What is cannabis oil and how does it help treat epilepsy?

- Advertisement -

Cannabis oil is used by sufferers of epilepsy, multiple sclerosis and cancer and is widely credited with various medical benefits.

Debate over its use has ignited following the high-profile case of severely epileptic 12-year-old Billy Caldwell, who had his supply confiscated by the Home Office before it was returned.

1. What is cannabis oil?

Posted by Keep Billy Alive on Monday, May 14, 2018

Its effects come from two cannabinoids found in the marijuana plant: Tetrahydrocannabinol (THC) and cannabidiol (CBD).

A low concentration version is available to buy over the counter in the UK – provided it contains less than 0.0.5% THC.

2. Is it legal?

The oil is illegal in Britain despite being available elsewhere – but the law on its use is currently being reviewed.

3. What makes it illegal?

Medical marijuana
Charlotte Caldwell and her son Billy at Heathrow Airport after having a supply of cannabis oil confiscated (Stefan Rousseau/PA)

It is the compound associated with the “stoner” image and has been banned over fears it can raise the risk of psychotic illnesses and its potential for addiction.

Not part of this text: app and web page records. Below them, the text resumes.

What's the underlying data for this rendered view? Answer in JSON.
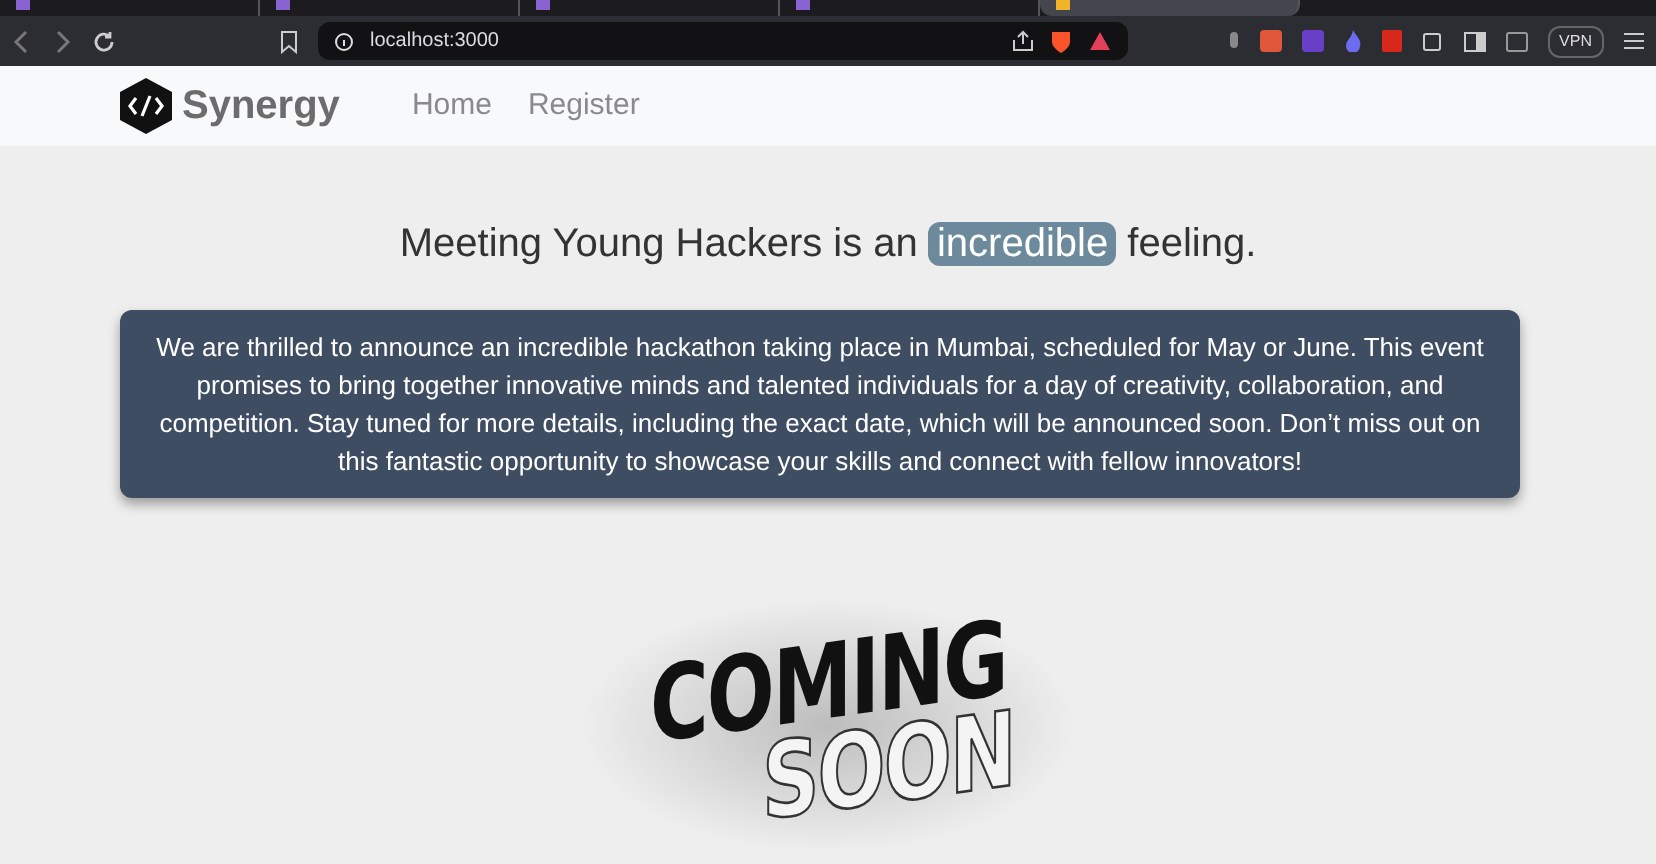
{
  "browser": {
    "tabs": [
      {
        "selected": false
      },
      {
        "selected": false
      },
      {
        "selected": false
      },
      {
        "selected": false
      },
      {
        "selected": true
      }
    ],
    "address": "localhost:3000",
    "vpn": "VPN"
  },
  "navbar": {
    "brand": "Synergy",
    "links": [
      {
        "label": "Home"
      },
      {
        "label": "Register"
      }
    ]
  },
  "headline": {
    "before": "Meeting Young Hackers is an",
    "highlight": "incredible",
    "after": "feeling."
  },
  "announcement": "We are thrilled to announce an incredible hackathon taking place in Mumbai, scheduled for May or June. This event promises to bring together innovative minds and talented individuals for a day of creativity, collaboration, and competition. Stay tuned for more details, including the exact date, which will be announced soon. Don’t miss out on this fantastic opportunity to showcase your skills and connect with fellow innovators!",
  "coming_soon": [
    "COMING",
    "SOON"
  ]
}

The risk of harm from cannabis is higher if you use regularly from a young age, as your brain is growing and still forming connections, according to the NHS.

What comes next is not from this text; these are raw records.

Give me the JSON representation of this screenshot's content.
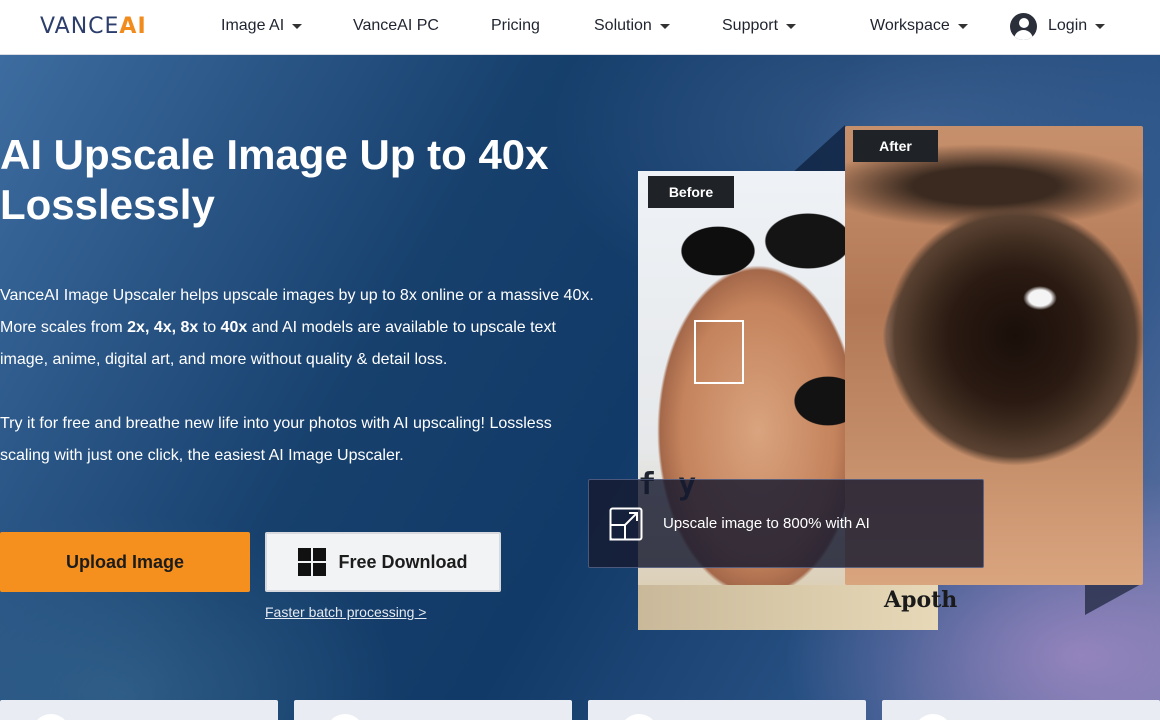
{
  "nav": {
    "logo_main": "VANCE",
    "logo_ai": "AI",
    "items": [
      {
        "label": "Image AI",
        "dropdown": true
      },
      {
        "label": "VanceAI PC",
        "dropdown": false
      },
      {
        "label": "Pricing",
        "dropdown": false
      },
      {
        "label": "Solution",
        "dropdown": true
      },
      {
        "label": "Support",
        "dropdown": true
      },
      {
        "label": "Workspace",
        "dropdown": true
      }
    ],
    "login_label": "Login"
  },
  "hero": {
    "headline": "AI Upscale Image Up to 40x Losslessly",
    "para1": {
      "t1": "VanceAI Image Upscaler helps upscale images by up to 8x online or a massive 40x. More scales from ",
      "b1": "2x, 4x, 8x",
      "t2": " to ",
      "b2": "40x",
      "t3": " and AI models are available to upscale text image, anime, digital art, and more without quality & detail loss."
    },
    "para2": "Try it for free and breathe new life into your photos with AI upscaling! Lossless scaling with just one click, the easiest AI Image Upscaler.",
    "upload_label": "Upload Image",
    "download_label": "Free Download",
    "batch_link": "Faster batch processing >"
  },
  "visual": {
    "before_label": "Before",
    "after_label": "After",
    "caption": "Upscale image to 800% with AI",
    "fy_text": "f y",
    "apoth_text": "Apoth"
  },
  "colors": {
    "accent": "#f5901e",
    "nav_bg": "#ffffff",
    "hero_dark": "#123a68"
  },
  "icons": [
    "caret-down-icon",
    "user-avatar-icon",
    "windows-logo-icon",
    "expand-icon"
  ]
}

4. Are any cannabis products legal in the UK?

There are two prescription drugs which use cannabinoids available in the UK.

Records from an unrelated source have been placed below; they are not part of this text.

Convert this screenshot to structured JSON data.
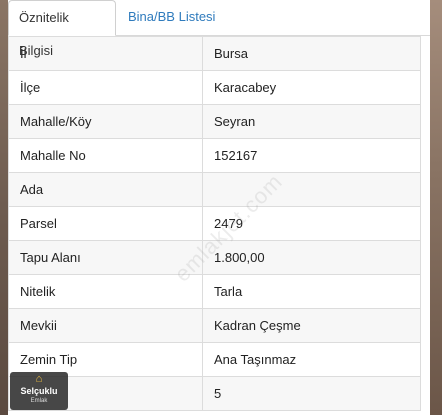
{
  "tabs": [
    {
      "label": "Öznitelik Bilgisi",
      "active": true
    },
    {
      "label": "Bina/BB Listesi",
      "active": false
    }
  ],
  "rows": [
    {
      "key": "İl",
      "value": "Bursa"
    },
    {
      "key": "İlçe",
      "value": "Karacabey"
    },
    {
      "key": "Mahalle/Köy",
      "value": "Seyran"
    },
    {
      "key": "Mahalle No",
      "value": "152167"
    },
    {
      "key": "Ada",
      "value": ""
    },
    {
      "key": "Parsel",
      "value": "2479"
    },
    {
      "key": "Tapu Alanı",
      "value": "1.800,00"
    },
    {
      "key": "Nitelik",
      "value": "Tarla"
    },
    {
      "key": "Mevkii",
      "value": "Kadran Çeşme"
    },
    {
      "key": "Zemin Tip",
      "value": "Ana Taşınmaz"
    },
    {
      "key": "",
      "value": "5"
    }
  ],
  "watermark": "emlakjet.com",
  "logo": {
    "name": "Selçuklu",
    "sub": "Emlak"
  },
  "colors": {
    "tab_link": "#2f7bbd",
    "row_odd": "#f7f7f7",
    "border": "#dcdcdc"
  }
}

Sativex uses CBD and THC to relieve the pain of muscle spasms in multiple sclerosis.

While Nabilone is sometimes used to relieve sickness in people having chemotherapy for cancer.

5. Does cannabis have medicinal benefits?

“ The Boy Behind The Bud”Our wee Epilipsy Warrior Picked up the first ever Medicianal Cannabis Perscription UK and…

Posted by Keep Billy Alive on Saturday, March 18, 2017

Cannabis can help with problems like appetite loss and relief of nausea during chemotherapy, for example.

It is also widely used as an anti-inflammatory to manage chronic pain, such as with arthritis and rheumatism, and is often preferred to conventional painkillers.

Trials of cannabis-based drugs are ongoing in the UK for a host of medical conditions.

The NHS states: “We won’t know whether these treatments are effective until the trials have finished.”

- Advertisement -
- Advertisement -
- Advertisement -

Latest Stories

- Advertisement -

UK News

- Advertisement -
- Advertisement -

Read the latest free supplements

Read the Town Crier, Le Rocher and a whole host of other subjects like mortgage advice, business, cycling, travel and property.